Is Honey The New “Antibiotic?”
By Joy Stephenson-Laws, J.D., Founder
With the current threat of COVID-19, there really hasn’t been a lot of discussion about other respiratory tract infections. Respiratory disease in general has been a threat to global health for quite some time.
“Acute respiratory [tract] infections are a major cause of global morbidity and mortality,” according to one source.
There are two basic categories of acute respiratory tract infections (ARTIs): upper respiratory tract infections (URTIs) and lower respiratory tract infections (LRTIs).
“The upper respiratory tract consists of the airways from the nostrils to the vocal cords in the larynx, including the paranasal sinuses and the middle ear,” according to the National Institutes of Health (NIH).
“The lower respiratory tract covers the continuation of the airways from the trachea and bronchi to the bronchioles and the alveoli.”
COVID-19 can potentially affect both the upper and lower respiratory tracts, but something like the common cold is usually just an upper respiratory tract infection. Pneumonia and bronchitis are lower respiratory tract infections. And as you likely already know, pneumonia is a possible complication that can develop after contracting COVID-19.
We have to think about other respiratory tract infections, especially with cold and flu season quickly approaching.

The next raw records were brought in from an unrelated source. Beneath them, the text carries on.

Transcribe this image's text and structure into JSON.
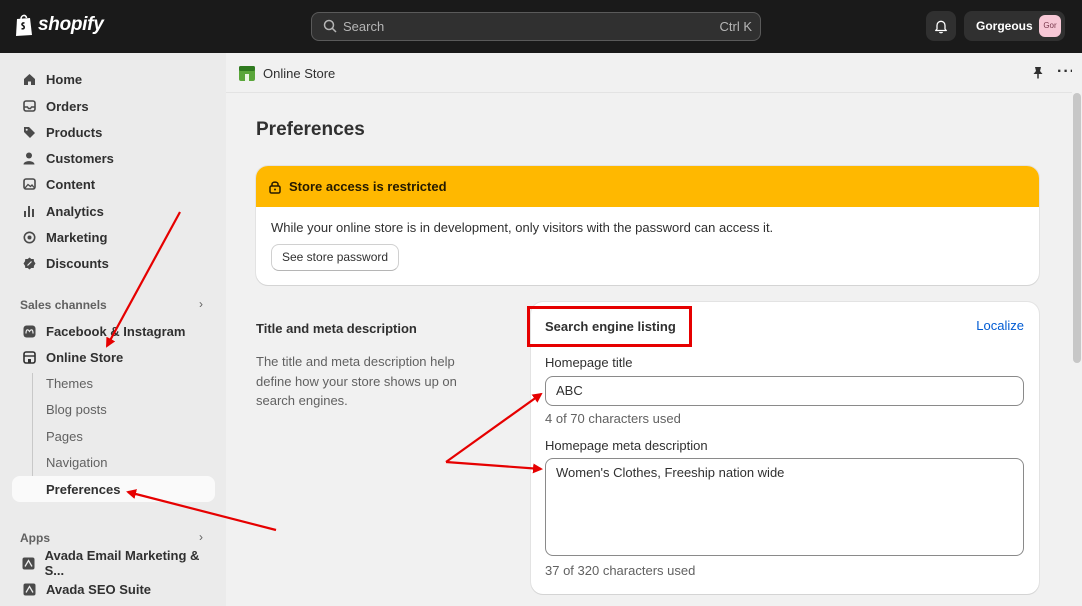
{
  "topbar": {
    "logo_text": "shopify",
    "search_placeholder": "Search",
    "search_shortcut": "Ctrl K",
    "store_name": "Gorgeous",
    "store_avatar": "Gor"
  },
  "sidebar": {
    "items": [
      {
        "label": "Home",
        "icon": "home-icon"
      },
      {
        "label": "Orders",
        "icon": "inbox-icon"
      },
      {
        "label": "Products",
        "icon": "tag-icon"
      },
      {
        "label": "Customers",
        "icon": "person-icon"
      },
      {
        "label": "Content",
        "icon": "image-icon"
      },
      {
        "label": "Analytics",
        "icon": "bar-chart-icon"
      },
      {
        "label": "Marketing",
        "icon": "target-icon"
      },
      {
        "label": "Discounts",
        "icon": "discount-icon"
      }
    ],
    "sales_channels_title": "Sales channels",
    "channels": [
      {
        "label": "Facebook & Instagram",
        "icon": "meta-icon"
      },
      {
        "label": "Online Store",
        "icon": "store-icon"
      }
    ],
    "online_store_sub": [
      "Themes",
      "Blog posts",
      "Pages",
      "Navigation",
      "Preferences"
    ],
    "apps_title": "Apps",
    "apps": [
      {
        "label": "Avada Email Marketing & S...",
        "icon": "avada-icon"
      },
      {
        "label": "Avada SEO Suite",
        "icon": "avada-icon"
      }
    ]
  },
  "breadcrumb": {
    "label": "Online Store"
  },
  "page": {
    "title": "Preferences",
    "banner": {
      "title": "Store access is restricted",
      "body": "While your online store is in development, only visitors with the password can access it.",
      "button": "See store password"
    },
    "section": {
      "title": "Title and meta description",
      "description": "The title and meta description help define how your store shows up on search engines."
    },
    "card": {
      "title": "Search engine listing",
      "link": "Localize",
      "homepage_title_label": "Homepage title",
      "homepage_title_value": "ABC",
      "homepage_title_help": "4 of 70 characters used",
      "meta_label": "Homepage meta description",
      "meta_value": "Women's Clothes, Freeship nation wide",
      "meta_help": "37 of 320 characters used"
    }
  },
  "colors": {
    "topbar": "#1a1a1a",
    "banner_warning": "#ffb800",
    "link": "#005bd3",
    "annotation": "#e60000"
  }
}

And, sometimes colds and flus just happen. When they do, we want to have the best remedy available to us. With viral infections, unfortunately, antibiotics are useless. In the case of bacterial infections, antibiotics are usually available, however, our long-term use (and oftentimes overuse) of antibiotics has caused many harmful pathogens to become resistant to these medications.
At pH Labs we always stress that healthy food is medicine. And Hippocrates said, “Let food be thy medicine and medicine be thy food.”

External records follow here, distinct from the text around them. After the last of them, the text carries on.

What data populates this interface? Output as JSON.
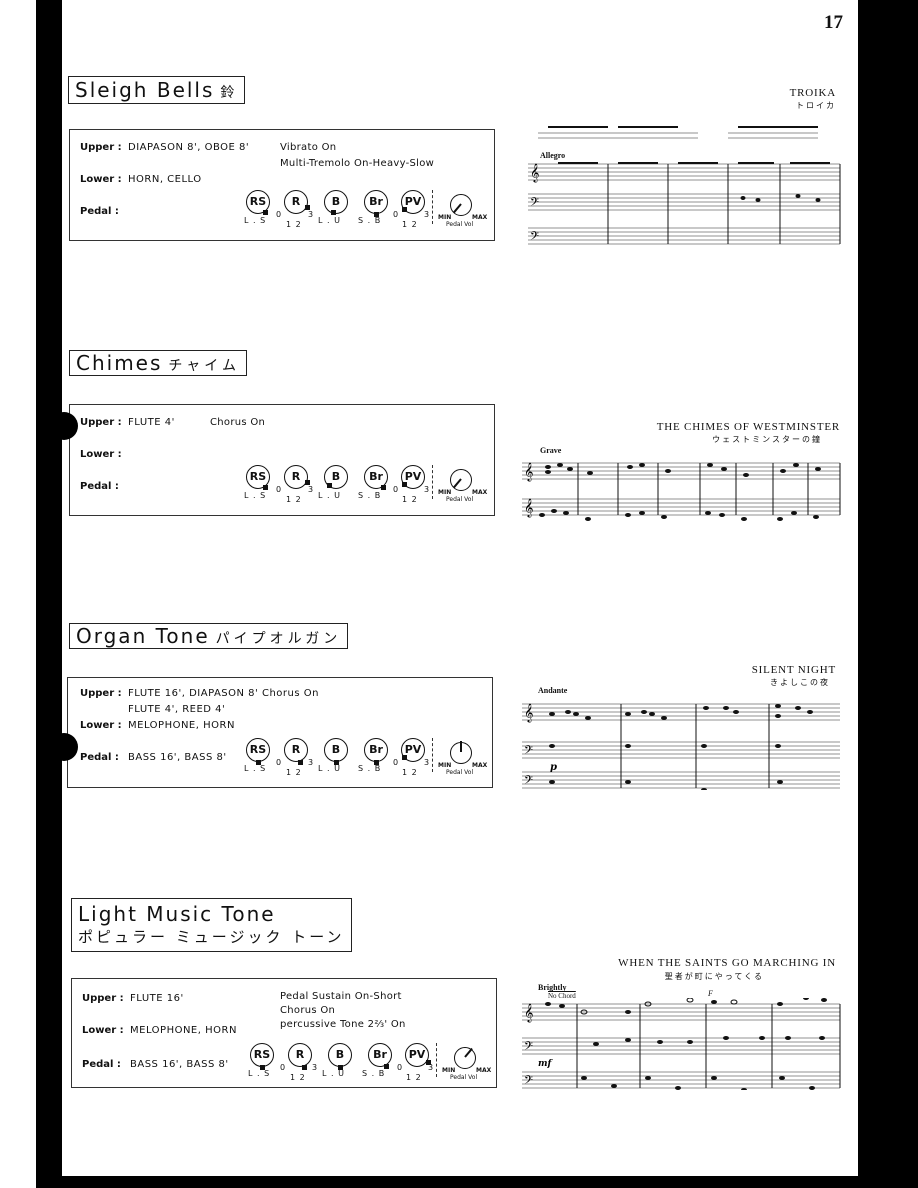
{
  "page": {
    "number": "17"
  },
  "sections": [
    {
      "title_en": "Sleigh Bells",
      "title_jp": "鈴",
      "upper": "DIAPASON 8', OBOE 8'",
      "upper2": "",
      "lower": "HORN, CELLO",
      "pedal": "",
      "effects": [
        "Vibrato  On",
        "Multi-Tremolo  On-Heavy-Slow"
      ],
      "settings": {
        "RS": "S",
        "R": "3",
        "B": "L",
        "Br": "S/B center",
        "PV": "0",
        "pedal_vol": "MIN"
      },
      "song": {
        "title": "TROIKA",
        "title_jp": "トロイカ",
        "tempo": "Allegro"
      }
    },
    {
      "title_en": "Chimes",
      "title_jp": "チャイム",
      "upper": "FLUTE 4'",
      "upper2": "",
      "lower": "",
      "pedal": "",
      "effects": [
        "Chorus  On"
      ],
      "settings": {
        "RS": "S",
        "R": "3",
        "B": "L",
        "Br": "B",
        "PV": "0",
        "pedal_vol": "MIN"
      },
      "song": {
        "title": "THE CHIMES OF WESTMINSTER",
        "title_jp": "ウェストミンスターの鐘",
        "tempo": "Grave"
      }
    },
    {
      "title_en": "Organ Tone",
      "title_jp": "パイプオルガン",
      "upper": "FLUTE 16', DIAPASON 8'  Chorus  On",
      "upper2": "FLUTE 4', REED 4'",
      "lower": "MELOPHONE, HORN",
      "pedal": "BASS 16', BASS 8'",
      "effects": [],
      "settings": {
        "RS": "center",
        "R": "2",
        "B": "center",
        "Br": "center",
        "PV": "0",
        "pedal_vol": "mid"
      },
      "song": {
        "title": "SILENT NIGHT",
        "title_jp": "きよしこの夜",
        "tempo": "Andante"
      }
    },
    {
      "title_en": "Light Music Tone",
      "title_jp": "ポピュラー  ミュージック  トーン",
      "upper": "FLUTE 16'",
      "upper2": "",
      "lower": "MELOPHONE, HORN",
      "pedal": "BASS 16', BASS 8'",
      "effects": [
        "Pedal  Sustain  On-Short",
        "Chorus  On",
        "percussive Tone  2⅔'  On"
      ],
      "settings": {
        "RS": "center",
        "R": "2",
        "B": "center",
        "Br": "B",
        "PV": "3",
        "pedal_vol": "MAX"
      },
      "song": {
        "title": "WHEN THE SAINTS GO MARCHING IN",
        "title_jp": "聖者が町にやってくる",
        "tempo": "Brightly",
        "chord_note": "No Chord",
        "chord": "F"
      }
    }
  ],
  "labels": {
    "upper": "Upper :",
    "lower": "Lower :",
    "pedal": "Pedal :",
    "knobs": [
      "RS",
      "R",
      "B",
      "Br",
      "PV"
    ],
    "rs_scale": "L . S",
    "r_scale_0": "0",
    "r_scale": "1 2",
    "r_scale_3": "3",
    "b_scale": "L . U",
    "br_scale": "S . B",
    "pv_scale_0": "0",
    "pv_scale": "1 2",
    "pv_scale_3": "3",
    "min": "MIN",
    "max": "MAX",
    "pedal_vol": "Pedal Vol"
  }
}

According to recent research, honey may be quite the medicine.
Recently, researchers at Oxford University tested a variety of treatments for upper respiratory tract infections (URTIs). As mentioned, antibiotic resistance is a major concern.Honey has been used for thousands of years.
“Of particular concern are antibacterial prescriptions written for maladies that they are not likely to help, simply due to demands from patients,” according to this recent Medical Xpress report discussing the research.
“One such case is often URTIs, the vast majority of which are caused by viruses, not bacteria.”
Honey has been used for thousands of years to help soothe sore throats and tame colds. There’s a reason why you put honey in your tea when you don’t feel well or why the cough drops you buy at your local pharmacy may have honey in them.
And in this new study, the researchers examined the results of several clinical trials that tested how well certain remedies for URTIs worked. They looked at information from 14 clinical trials involving 1,761 patients.
“In analyzing the data from all of the trials combined, the researchers found that the trials had included studies of virtually all of the traditional remedies such as over-the-counter cold and sinus medicines as well as antibiotics—and honey,” reports Medical Xpress.
“They found that honey proved to be the best therapy among all of those tested.”
Specifically, honey was the most effective at treating coughing (36 percent better at reducing the amount of coughing and 44 percent better at reducing coughing severity). Honey even led to more reduced days of infection (on average a reduction of two days from infection duration).
“The researchers note that the reason honey works as a treatment for URTIs is because it contains hydrogen peroxide—a known bacteria killer—which also makes it useful as a topical treatment for cuts and scrapes. Honey is also of the right consistency—its thickness works to coat the mouth and throat, soothing irritation.”
I have previously discussed some of the benefits of honey and how raw honey may be a good topical treatment for wounds.
“The healing property of honey is due to the fact that it offers antibacterial activity, maintains a moist wound condition, and its high viscosity helps to provide a protective barrier to prevent infection,” according to the National Institutes for Health (NIH).
The NIH also reports that honey has an inhibitory effect on around 60 species of bacteria.
Please be aware that this all doesn’t mean that honey is a cure all to everything, and it certainly doesn’t mean that honey is a cure for COVID-19. It is, however, nice to know that there may be natural remedies out there for reducing how long you may be sick and how severe the symptoms may be (especially because so many prescription medications are losing their effectiveness due to resistance).
As always, seek the advice of a competent healthcare professional to see if honey is safe for you to have in moderation, especially if you have any existing health issues or are pregnant or breastfeeding. It is also not recommended to give honey to children under 12 months. And with any child, I highly recommend talking to a pediatrician first.
For information on how to boost your immune system as we approach cold and flu season, check out these pH Labs blogs.
Enjoy your healthy life!
Disclaimer: This article is not intended to provide medical advice. Please consult with your doctor or another competent healthcare practitioner to get specific medical advice for your situation.
The pH professional health care team includes recognized experts from a variety of health care and related disciplines, including physicians, attorneys, nutritionists, nurses and certified fitness instructors. This team also includes the members of the pH Medical Advisory Board, which constantly monitors all pH programs, products and services. To learn more about the pH Medical Advisory Board, click here.